Leaving the pictures aside, reproduce the data in full and word for word.

Input material:
◆ ◆ ◆ ◆ ◆ ◆ ◆
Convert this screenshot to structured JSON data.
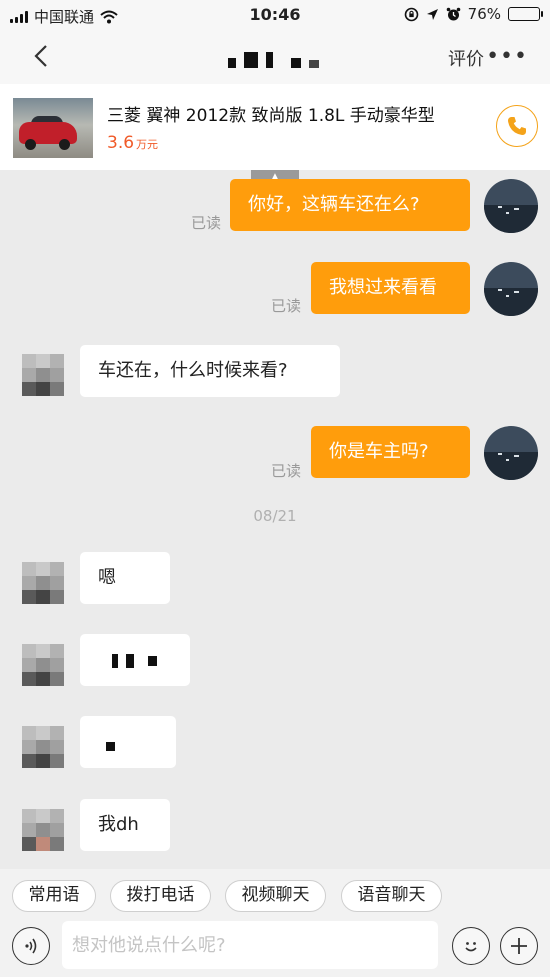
{
  "status_bar": {
    "carrier": "中国联通",
    "time": "10:46",
    "battery": "76%",
    "battery_level": 0.76
  },
  "nav": {
    "rate_label": "评价",
    "more_label": "•••"
  },
  "car": {
    "name": "三菱 翼神 2012款 致尚版 1.8L 手动豪华型",
    "price": "3.6",
    "price_unit": "万元"
  },
  "messages": {
    "m1": {
      "text": "你好，这辆车还在么?",
      "read": "已读"
    },
    "m2": {
      "text": "我想过来看看",
      "read": "已读"
    },
    "m3": {
      "text": "车还在，什么时候来看?"
    },
    "m4": {
      "text": "你是车主吗?",
      "read": "已读"
    },
    "date": "08/21",
    "m5": {
      "text": "嗯"
    },
    "m8": {
      "text": "我dh"
    }
  },
  "quick_replies": [
    "常用语",
    "拨打电话",
    "视频聊天",
    "语音聊天"
  ],
  "input": {
    "placeholder": "想对他说点什么呢?"
  },
  "colors": {
    "accent": "#ff9d0c",
    "price": "#f05a28",
    "phone": "#f4a31a"
  }
}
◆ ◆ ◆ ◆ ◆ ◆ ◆
Reply to the exercise:
Convert this screenshot to structured JSON data.
{
  "status_bar": {
    "carrier": "中国联通",
    "time": "10:46",
    "battery": "76%",
    "battery_level": 0.76
  },
  "nav": {
    "rate_label": "评价",
    "more_label": "•••"
  },
  "car": {
    "name": "三菱 翼神 2012款 致尚版 1.8L 手动豪华型",
    "price": "3.6",
    "price_unit": "万元"
  },
  "messages": {
    "m1": {
      "text": "你好，这辆车还在么?",
      "read": "已读"
    },
    "m2": {
      "text": "我想过来看看",
      "read": "已读"
    },
    "m3": {
      "text": "车还在，什么时候来看?"
    },
    "m4": {
      "text": "你是车主吗?",
      "read": "已读"
    },
    "date": "08/21",
    "m5": {
      "text": "嗯"
    },
    "m8": {
      "text": "我dh"
    }
  },
  "quick_replies": [
    "常用语",
    "拨打电话",
    "视频聊天",
    "语音聊天"
  ],
  "input": {
    "placeholder": "想对他说点什么呢?"
  },
  "colors": {
    "accent": "#ff9d0c",
    "price": "#f05a28",
    "phone": "#f4a31a"
  }
}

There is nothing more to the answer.